Air travel has transformed the way companies do business, building quick, effective travel routes that allow organisations to create
networks all over the world. But international travel comes at a cost to the environment; a cost that both individuals and corporations
are becoming increasingly aware of, and concerned about.
In May 2019, air travel reached its peak, with over 9,000
flights taking to UK skies in just one day – ironically, the same day as schoolchildren around the world took part in a climate change protest.
For many people, this moment was a catalyst for change.
But how can companies reduce their carbon footprint when, realistically, they need to still take business flights? Let’s take a closer look…
The escalating impact of aircraft pollution
There’s no doubting the significant impact that air travel is having on the environment; when you combine the global CO2 emissions and water vapour trails
from aircraft, flights are responsible for around 5%
of all global warming.
And while many planes have been developed to become more fuel efficient, the sheer volume of flights being taken has led to a
32% increase in carbon
dioxide emissions from commercial flights between 2013 and 2018 – a much higher rise than initially predicted.
With business travellers more likely to fly frequently than those travelling for a personal holiday, it’s important that the corporate sector takes these statistics
seriously, and looks at ways to reduce their flight-related environmental footprint.
4 ways to reduce the impact of corporate travel
The fundamental challenge most companies face is that they want to understand how much their air travel impacts the environment, but they don’t have the right
tools in place.
To overcome this obstacle, an increasing number of professional organisations are investing in climate impact tools. These
tools use travel tracking software to map all journeys taken by employees over a period of time, to calculate the exact carbon footprint being generated.
Travel tracking is a great way to benchmark a company’s climate change contribution, but how can organisations use these insights to make improvements? Here
are a few ideas:
Cut back on air travel – recent restrictions on global movement during the coronavirus pandemic forced many organisations to swap in-person
trips for video conferencing and telephone calls.
Now it has been proven that business can be conducted remotely, firms have an opportunity to change their approach to corporate travel and reduce
their annual air mileage.
Choose greener aircraft – while most businesses can afford to cut back on international travel, there will still be occasions where corporate
trips are necessary. In these scenarios, climate impact tools can help companies to make effective decisions about which airline carriers to travel with.
While every aeroplane emits a certain level of greenhouse gas emissions, some types of aircraft are more fuel efficient than others.
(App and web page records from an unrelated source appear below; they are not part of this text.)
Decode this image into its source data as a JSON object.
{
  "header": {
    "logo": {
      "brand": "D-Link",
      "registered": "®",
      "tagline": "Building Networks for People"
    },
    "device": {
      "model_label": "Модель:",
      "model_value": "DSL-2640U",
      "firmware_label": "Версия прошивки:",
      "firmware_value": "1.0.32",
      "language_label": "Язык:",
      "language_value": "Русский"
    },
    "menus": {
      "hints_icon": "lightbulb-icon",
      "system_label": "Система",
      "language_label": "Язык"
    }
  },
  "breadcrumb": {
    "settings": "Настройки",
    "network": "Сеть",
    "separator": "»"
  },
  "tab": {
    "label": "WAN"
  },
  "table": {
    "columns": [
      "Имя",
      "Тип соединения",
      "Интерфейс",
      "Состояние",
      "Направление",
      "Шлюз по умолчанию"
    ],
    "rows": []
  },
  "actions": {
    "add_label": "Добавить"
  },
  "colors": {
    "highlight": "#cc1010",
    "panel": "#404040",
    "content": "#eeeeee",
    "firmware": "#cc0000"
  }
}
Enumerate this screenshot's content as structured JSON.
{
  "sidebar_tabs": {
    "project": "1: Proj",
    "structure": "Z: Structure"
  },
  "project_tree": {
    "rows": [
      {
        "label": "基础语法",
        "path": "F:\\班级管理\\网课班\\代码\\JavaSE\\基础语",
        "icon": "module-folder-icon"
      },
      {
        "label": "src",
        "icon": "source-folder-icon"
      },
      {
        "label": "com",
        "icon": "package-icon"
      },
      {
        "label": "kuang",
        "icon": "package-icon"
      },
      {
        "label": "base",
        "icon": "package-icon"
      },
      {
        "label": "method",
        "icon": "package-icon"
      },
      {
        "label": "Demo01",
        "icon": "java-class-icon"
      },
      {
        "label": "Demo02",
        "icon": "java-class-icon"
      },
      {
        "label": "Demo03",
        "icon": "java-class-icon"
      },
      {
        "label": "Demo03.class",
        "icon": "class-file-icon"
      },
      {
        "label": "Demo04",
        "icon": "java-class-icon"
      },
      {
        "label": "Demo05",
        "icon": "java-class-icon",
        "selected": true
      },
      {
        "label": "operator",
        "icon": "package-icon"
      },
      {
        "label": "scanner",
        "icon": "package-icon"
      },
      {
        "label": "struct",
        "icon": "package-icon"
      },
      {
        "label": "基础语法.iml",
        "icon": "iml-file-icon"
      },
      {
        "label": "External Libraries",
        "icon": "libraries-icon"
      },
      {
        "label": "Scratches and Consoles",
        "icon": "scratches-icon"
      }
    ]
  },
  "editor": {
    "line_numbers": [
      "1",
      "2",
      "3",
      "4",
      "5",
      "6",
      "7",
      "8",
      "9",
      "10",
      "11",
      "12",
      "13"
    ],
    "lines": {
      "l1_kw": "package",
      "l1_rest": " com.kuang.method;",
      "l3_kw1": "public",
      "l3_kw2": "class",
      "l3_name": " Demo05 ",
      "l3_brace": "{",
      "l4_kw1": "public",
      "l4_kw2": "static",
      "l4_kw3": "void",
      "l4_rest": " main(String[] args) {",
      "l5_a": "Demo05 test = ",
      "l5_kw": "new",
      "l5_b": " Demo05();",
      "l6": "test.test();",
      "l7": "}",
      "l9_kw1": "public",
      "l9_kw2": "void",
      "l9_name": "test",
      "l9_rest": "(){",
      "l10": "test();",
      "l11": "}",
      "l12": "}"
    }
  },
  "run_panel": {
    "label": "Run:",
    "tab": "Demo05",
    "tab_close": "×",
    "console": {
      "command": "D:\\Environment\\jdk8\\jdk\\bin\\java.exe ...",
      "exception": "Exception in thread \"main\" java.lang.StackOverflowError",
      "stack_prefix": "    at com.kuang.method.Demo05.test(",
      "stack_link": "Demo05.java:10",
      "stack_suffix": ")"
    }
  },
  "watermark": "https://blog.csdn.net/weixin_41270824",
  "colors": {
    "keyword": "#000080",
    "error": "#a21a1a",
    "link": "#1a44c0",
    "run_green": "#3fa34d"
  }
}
For example,
aircraft such as the Boeing 787, 737 Max, Airbus A20neo and A350 use up to 25% less fuel than older aircraft.
Choosing airlines that predominantly fly more fuel-efficient planes will also push other suppliers to invest in newer, cleaner aircraft, improving
emissions across the market.
Be more strategic about business trips – in addition to choosing greener aircraft, there are other ways in which organisations can reduce the
climate impact of overseas trips.
For example, it’s better for the environment for firms to send one representative abroad rather than two, who can report back to the wider team.
Equally, it makes sense to combine client trips in the same or nearby regions; staff might be away for slightly longer, but they will travel less
frequently during the year as a result.
Carbon offset - for unavoidable trips, companies can work with their travel tracking technology provider to
develop carbon offsetting programmes, which support environmentally positive initiatives that counteract the impact of travel emissions.
Progress over perfection
Travelling less will always be the easiest way for businesses to increase their eco-friendly credentials, but this isn’t always a realistic or practical
option for companies.
With the support of climate impact technology , businesses can calculate and analyse their carbon footprint, to
understand the environmental impact of travel activity. With the right technology partner, they can then develop strategies to reduce this footprint –
from choosing air travel providers that operate more fuel-efficient aircraft, to carbon offsetting essential travel.
By adopting this ‘progress over perfection’ approach, companies will be able to take small but significant steps towards tackling climate change,
without impacting day-to-day performance or banning business flights altogether.
To see how climate impact tools can benchmark your carbon footprint and help you choose fuel-efficient airlines, book a free Voyage Manager demo.